First, although IPv6 provides an address for these devices, the largest population of these appliances, sensors, and actuators will lack the horsepower in terms of processors, memory, and bandwidth to run the bloated IP protocol stack.
Second, the conventional implementation of IP protocols implies networking knowledge on the part of device manufacturers: without centrally authorized MAC IDs and end-to-end management, IP falls flat.
Third, the data needs of the IoT are completely different from the global Internet.
Fourth, when there are real-time sensing and response loops needed in the Internet of Things, traditional network architectures with their round-trip control loops will be problematic.
Finally, and most importantly, traditional IP peer-to-peer relationships lock out much of the potential richness of the Internet of Things."
Part of daCosta's reasoning is directly modeled after natural processes and natural communications. For example, a bat that flies on a particular course looking for food sends out the equivalent of chirps to locate obstacles and food. The bat uses this real time data as feedback to "Fly up", to "Fly down", to "Fly left", to "Fly right", or to "Eat".
The bat doesn't send out a signal and then ponder the response by analyzing the data at length; he simply responds to changing conditions during flight. Mr. daCosta provides you better examples in the book to illustrate his point. But the conclusion is that natural systems scale to a point where he believes IoT is headed and we have to rethink what we're about to do with the technology and the data.
Rethinking the Internet of Things is available on Amazon.com as a free ebook or for $37.71 for the paperback version. At just under 200 pages, it's a fairly quick read and in language that just about anyone can understand. The author goes to great lengths to provide rich examples and supporting arguments for his postulates.

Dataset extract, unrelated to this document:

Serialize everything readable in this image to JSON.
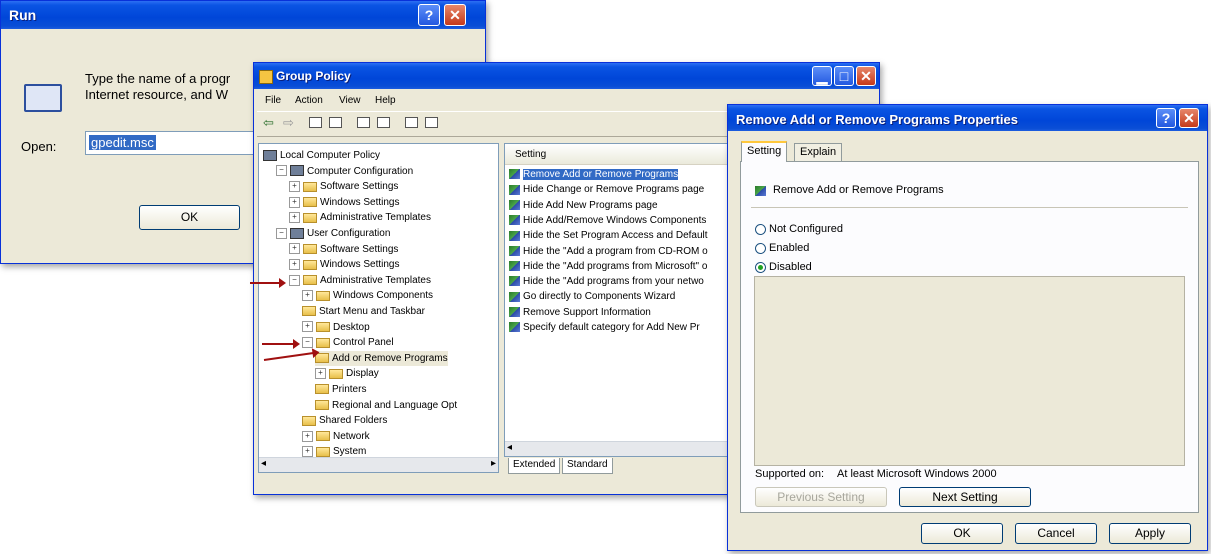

I found the book and the concepts so intriguing that I asked daCosta to connect with me for a podcast interview.